For months there will be endless and minute examinations of what went wrong in this election. Conservatives will find numerous targets of blame and there will be enough people thrown under the proverbial “bus” to keep the ride bumpy for a long, long time. All of that is proper and necessary. Indeed, something went terribly wrong in the election. While continuing to vote for the sanctity of marriage in several key contests, Americans elected a president who will enthusiastically undermine that sacred union. While waving American flags and singing the national anthem—they elected someone who will probably undermine the flag and freedoms our national anthem praises. But the sun still came up. While I am deeply concerned about the future of America under the leadership of an Obama administration, I am far more concerned about another institution.
A friend of mine reminded me recently of an extremely important Biblical principle. When studying the history of God’s people you cannot escape one glaring truth—God’s people often survived poor and even evil kings. Jump into your time machine and open the door at just about any time you desire and you will find God’s people under the rule of a less than desirable government. Israel endured one evil king after another. The early church not only endured but flourished under the rule of a totally pagan and corrupt Roman civil government. Of course there was suffering and sacrifice during those regimes but God’s people survived. Here is what they could not survive: weak preaching and weak preachers! Israel suffered but survived the bad kings, but they totally self-destructed when the prophets and preachers compromised their message.
As this election is diced, sliced and dissected, don’t underestimate the role of America’s pulpits in the outcome. Within the last four years the “evangelical left” has risen meteorically to a place of influence and prominence. Where evangelicals were once known for principle and conviction, under the influence of Jim Wallis and other emergent leaders—the evangelical community succumbed to compromise and a sort of “justice” that no one can define.

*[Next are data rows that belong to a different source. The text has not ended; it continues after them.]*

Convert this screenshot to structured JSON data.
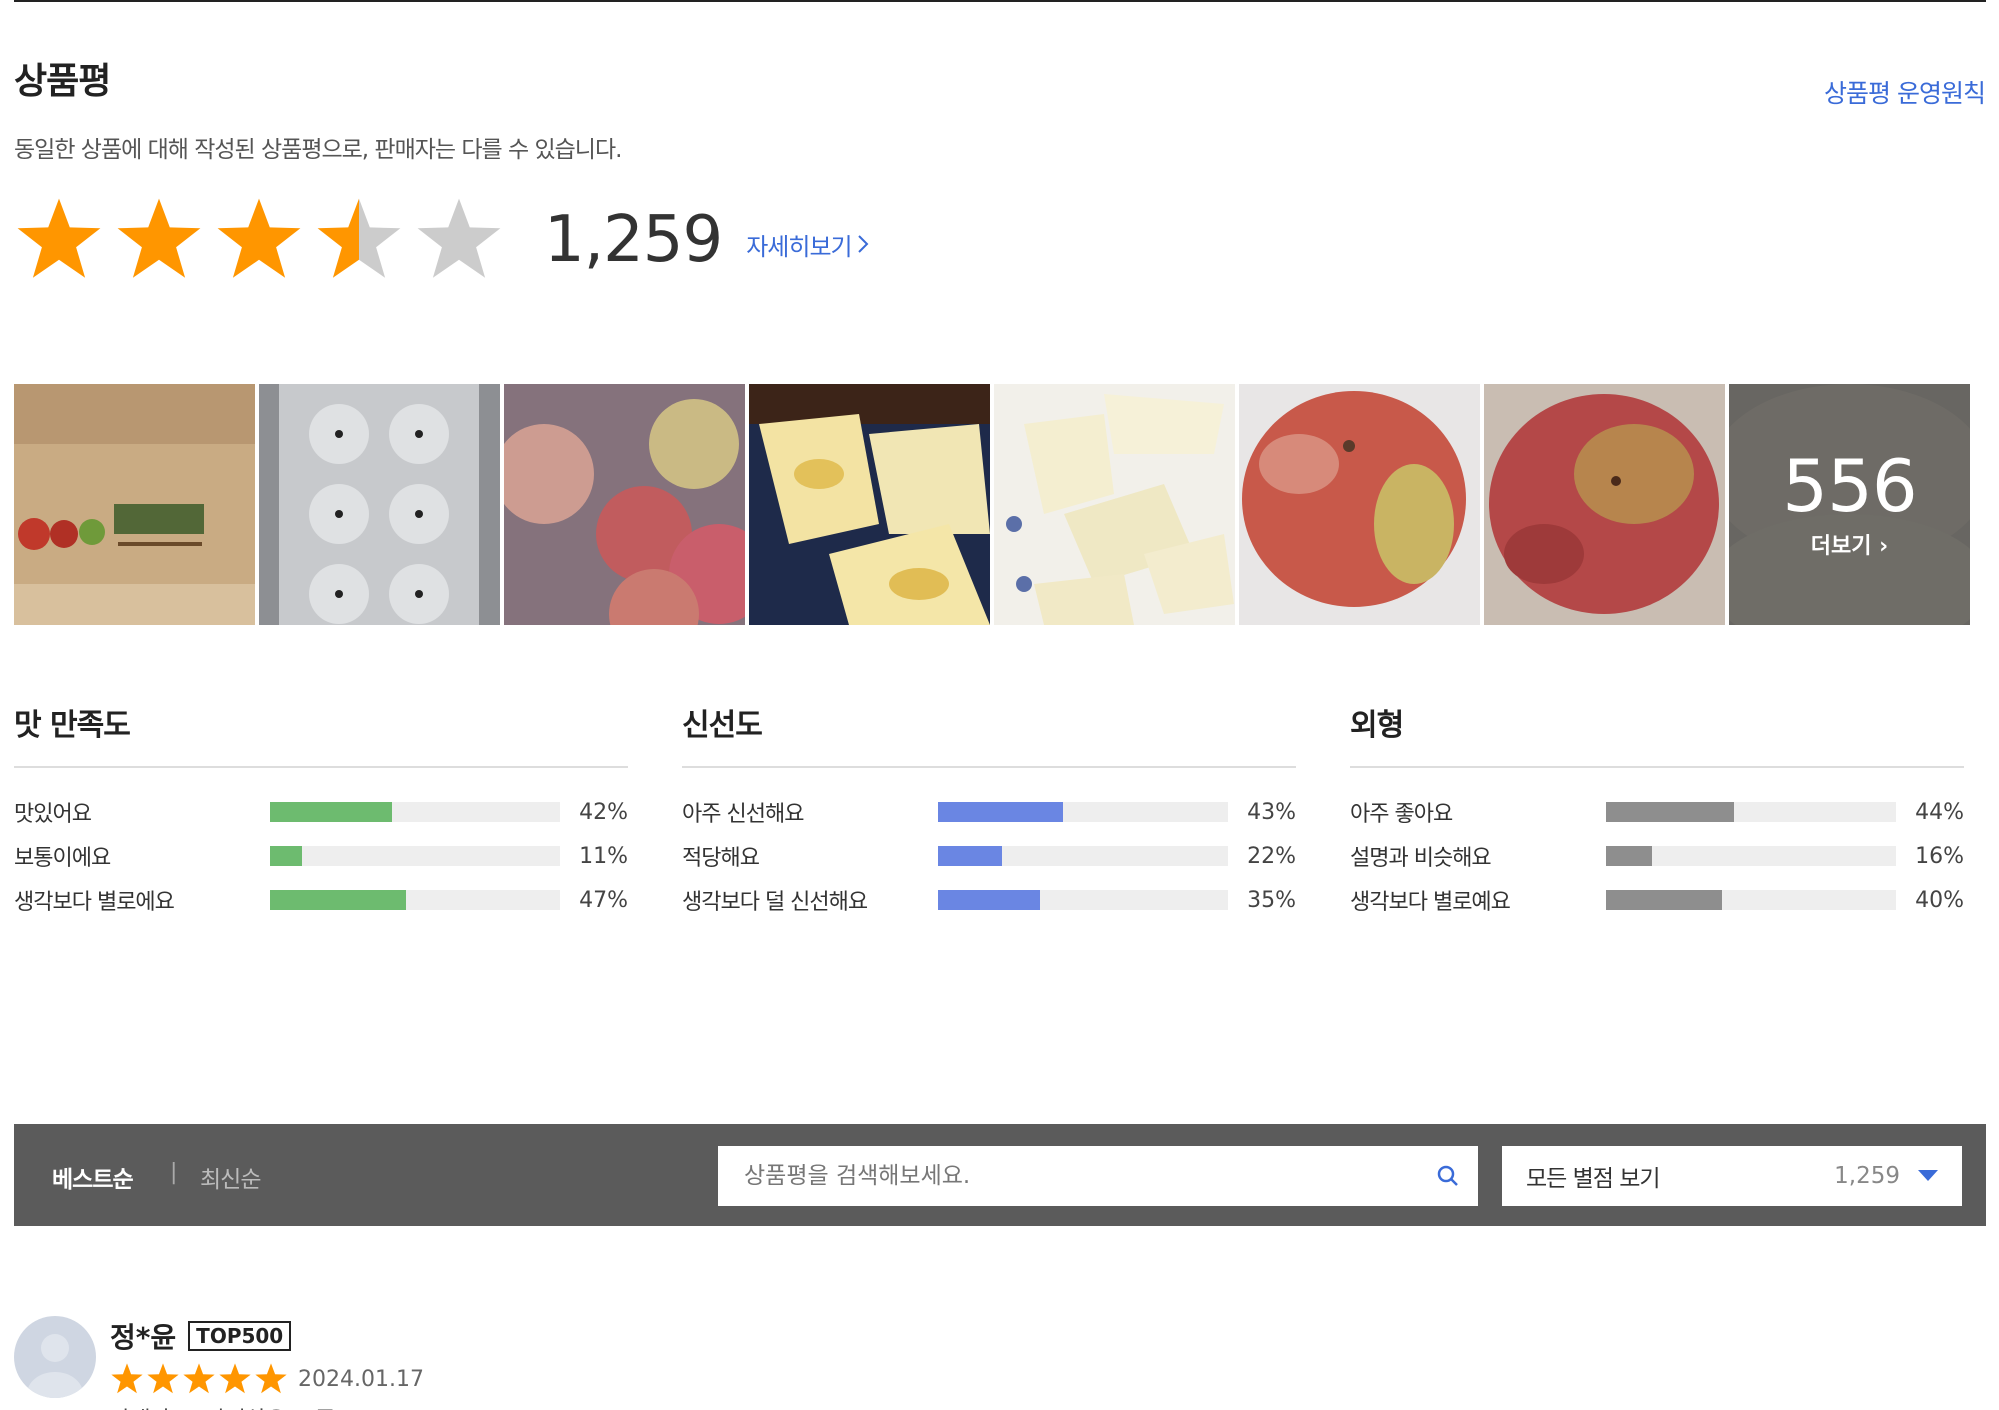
{
  "header": {
    "title": "상품평",
    "policy_link": "상품평 운영원칙",
    "subtitle": "동일한 상품에 대해 작성된 상품평으로, 판매자는 다를 수 있습니다."
  },
  "rating": {
    "stars_value": 3.5,
    "stars_max": 5,
    "count": "1,259",
    "detail_link": "자세히보기"
  },
  "photos": {
    "items": [
      "photo-box",
      "photo-tray",
      "photo-bag",
      "photo-peeled",
      "photo-slices",
      "photo-apple-1",
      "photo-apple-2"
    ],
    "more_count": "556",
    "more_label": "더보기"
  },
  "metrics": [
    {
      "title": "맛 만족도",
      "color": "#6dbb6f",
      "rows": [
        {
          "label": "맛있어요",
          "pct_text": "42%",
          "value": 0.42
        },
        {
          "label": "보통이에요",
          "pct_text": "11%",
          "value": 0.11
        },
        {
          "label": "생각보다 별로에요",
          "pct_text": "47%",
          "value": 0.47
        }
      ]
    },
    {
      "title": "신선도",
      "color": "#6a86e3",
      "rows": [
        {
          "label": "아주 신선해요",
          "pct_text": "43%",
          "value": 0.43
        },
        {
          "label": "적당해요",
          "pct_text": "22%",
          "value": 0.22
        },
        {
          "label": "생각보다 덜 신선해요",
          "pct_text": "35%",
          "value": 0.35
        }
      ]
    },
    {
      "title": "외형",
      "color": "#8e8e8e",
      "rows": [
        {
          "label": "아주 좋아요",
          "pct_text": "44%",
          "value": 0.44
        },
        {
          "label": "설명과 비슷해요",
          "pct_text": "16%",
          "value": 0.16
        },
        {
          "label": "생각보다 별로예요",
          "pct_text": "40%",
          "value": 0.4
        }
      ]
    }
  ],
  "toolbar": {
    "sort_best": "베스트순",
    "sort_sep": "|",
    "sort_new": "최신순",
    "search_placeholder": "상품평을 검색해보세요.",
    "filter_label": "모든 별점 보기",
    "filter_count": "1,259"
  },
  "review": {
    "name": "정*윤",
    "badge": "TOP500",
    "stars_value": 5,
    "date": "2024.01.17",
    "seller": "판매자: 프라이상우오(주)"
  },
  "colors": {
    "star_on": "#ff9600",
    "star_off": "#cccccc",
    "link": "#3a6bd8",
    "toolbar_bg": "#5b5b5b"
  }
}
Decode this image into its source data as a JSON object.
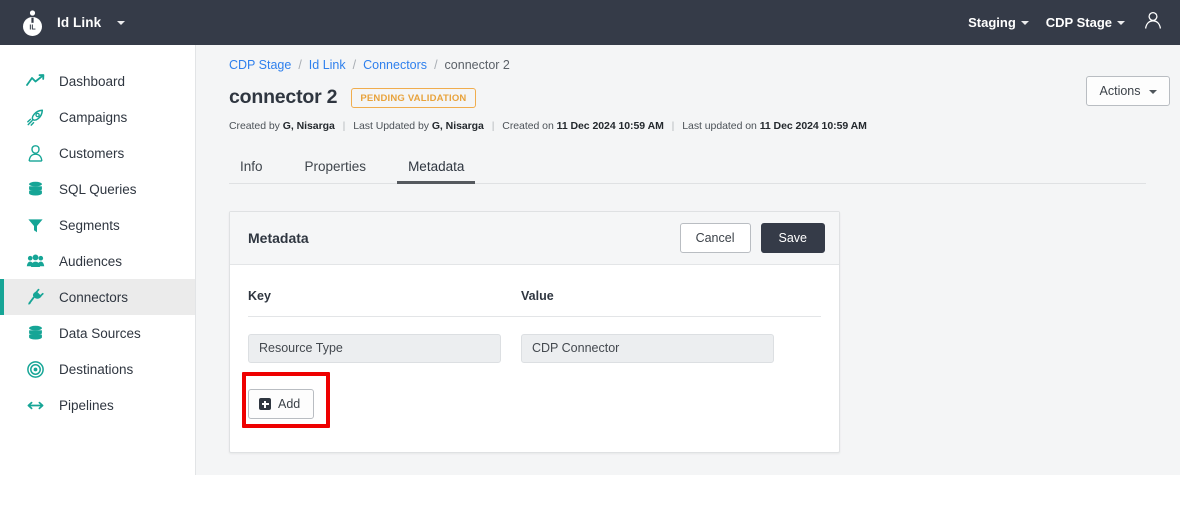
{
  "topbar": {
    "logo_icon": "id-link-logo-icon",
    "brand": "Id Link",
    "environment": "Staging",
    "workspace": "CDP Stage",
    "avatar_icon": "user-avatar-icon",
    "background": "#353b48"
  },
  "sidebar": {
    "items": [
      {
        "label": "Dashboard",
        "icon": "chart-line-icon",
        "active": false
      },
      {
        "label": "Campaigns",
        "icon": "rocket-icon",
        "active": false
      },
      {
        "label": "Customers",
        "icon": "user-icon",
        "active": false
      },
      {
        "label": "SQL Queries",
        "icon": "database-icon",
        "active": false
      },
      {
        "label": "Segments",
        "icon": "filter-icon",
        "active": false
      },
      {
        "label": "Audiences",
        "icon": "users-group-icon",
        "active": false
      },
      {
        "label": "Connectors",
        "icon": "plug-icon",
        "active": true
      },
      {
        "label": "Data Sources",
        "icon": "database-icon",
        "active": false
      },
      {
        "label": "Destinations",
        "icon": "target-icon",
        "active": false
      },
      {
        "label": "Pipelines",
        "icon": "arrows-icon",
        "active": false
      }
    ],
    "accent": "#16a596",
    "active_background": "#ebebeb"
  },
  "breadcrumb": {
    "items": [
      "CDP Stage",
      "Id Link",
      "Connectors"
    ],
    "separator": "/",
    "current": "connector 2",
    "link_color": "#2f80ed"
  },
  "header": {
    "title": "connector 2",
    "status_badge": "PENDING VALIDATION",
    "status_color": "#e8a33d",
    "actions_label": "Actions",
    "audit": {
      "created_by_label": "Created by",
      "created_by_value": "G, Nisarga",
      "last_updated_by_label": "Last Updated by",
      "last_updated_by_value": "G, Nisarga",
      "created_on_label": "Created on",
      "created_on_value": "11 Dec 2024 10:59 AM",
      "last_updated_on_label": "Last updated on",
      "last_updated_on_value": "11 Dec 2024 10:59 AM",
      "separator": "|"
    }
  },
  "tabs": [
    {
      "label": "Info",
      "active": false
    },
    {
      "label": "Properties",
      "active": false
    },
    {
      "label": "Metadata",
      "active": true
    }
  ],
  "card": {
    "title": "Metadata",
    "cancel_label": "Cancel",
    "save_label": "Save",
    "columns": {
      "key": "Key",
      "value": "Value"
    },
    "rows": [
      {
        "key": "Resource Type",
        "value": "CDP Connector"
      }
    ],
    "add_label": "Add",
    "add_icon": "plus-square-icon"
  },
  "annotation": {
    "highlight_target": "add-button",
    "color": "#ee0000"
  }
}
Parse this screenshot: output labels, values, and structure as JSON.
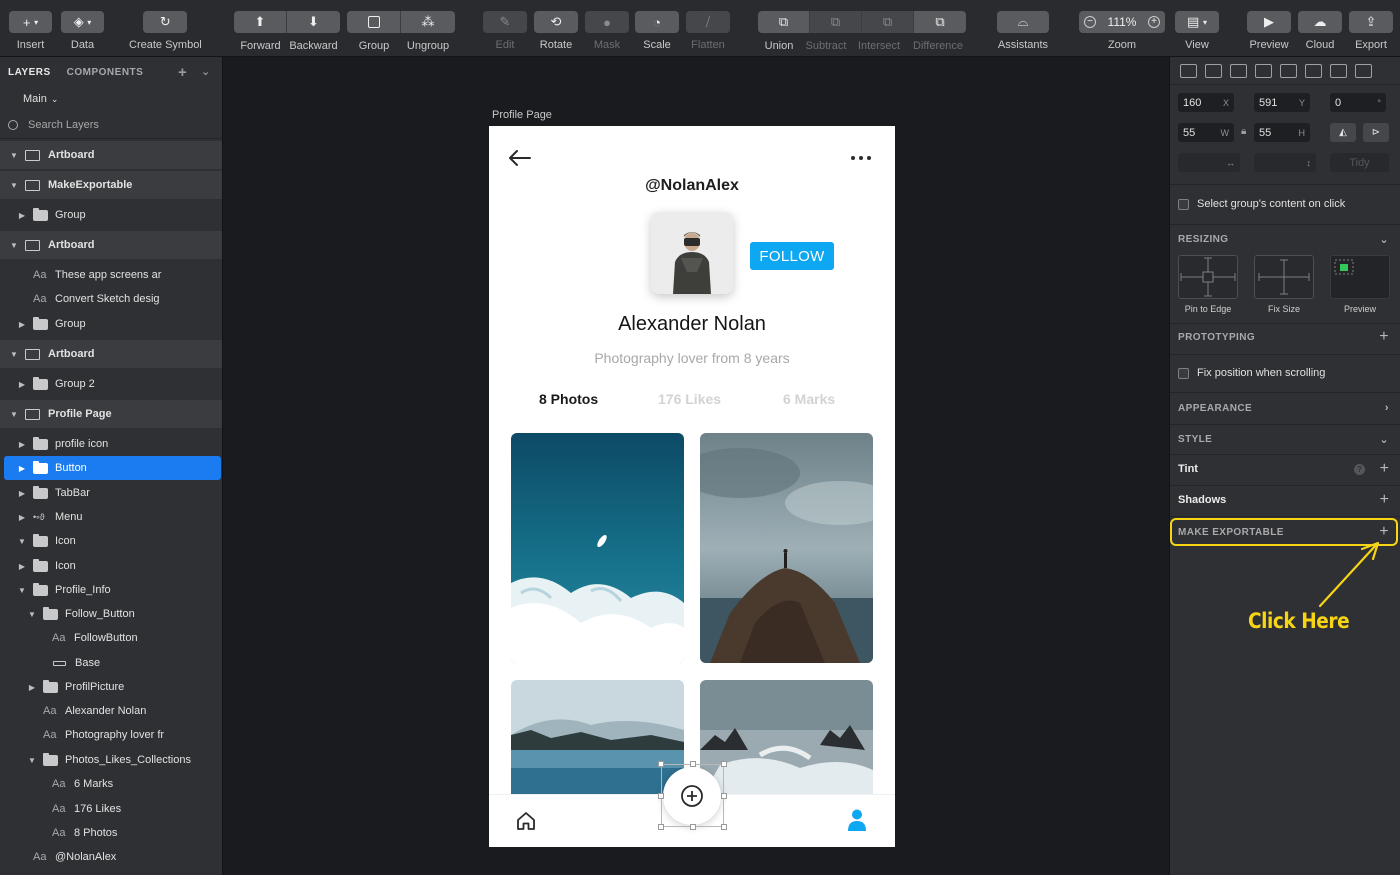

America can survive a bad president. America cannot survive continued compromise in her pulpits. The solution to America’s greatest need is not in the next election—but in next Sunday’s sermon.